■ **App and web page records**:
== Segment start ==
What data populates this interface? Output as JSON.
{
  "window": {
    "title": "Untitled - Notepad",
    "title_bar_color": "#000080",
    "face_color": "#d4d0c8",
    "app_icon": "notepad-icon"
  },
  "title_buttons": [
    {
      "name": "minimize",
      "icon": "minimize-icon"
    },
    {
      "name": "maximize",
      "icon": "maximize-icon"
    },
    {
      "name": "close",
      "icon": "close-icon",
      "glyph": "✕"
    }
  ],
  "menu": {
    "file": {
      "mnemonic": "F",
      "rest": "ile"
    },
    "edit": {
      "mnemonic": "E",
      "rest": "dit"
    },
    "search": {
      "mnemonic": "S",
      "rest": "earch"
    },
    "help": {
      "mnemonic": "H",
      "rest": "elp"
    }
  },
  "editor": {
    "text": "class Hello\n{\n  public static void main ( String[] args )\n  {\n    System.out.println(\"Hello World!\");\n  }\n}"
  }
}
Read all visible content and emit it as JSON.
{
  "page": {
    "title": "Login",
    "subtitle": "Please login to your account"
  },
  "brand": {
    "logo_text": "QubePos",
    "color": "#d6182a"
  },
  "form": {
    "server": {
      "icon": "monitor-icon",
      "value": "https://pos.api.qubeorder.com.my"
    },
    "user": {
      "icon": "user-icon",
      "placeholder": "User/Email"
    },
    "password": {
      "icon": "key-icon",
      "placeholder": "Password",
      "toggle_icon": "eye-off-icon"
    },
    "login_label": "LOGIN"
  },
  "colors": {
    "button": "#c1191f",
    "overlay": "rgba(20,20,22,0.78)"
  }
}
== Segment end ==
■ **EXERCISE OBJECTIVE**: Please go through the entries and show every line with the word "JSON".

■ **ANSWER TO THE PROBLEM**:
What data populates this interface? Output as JSON.
Read all visible content and emit it as JSON.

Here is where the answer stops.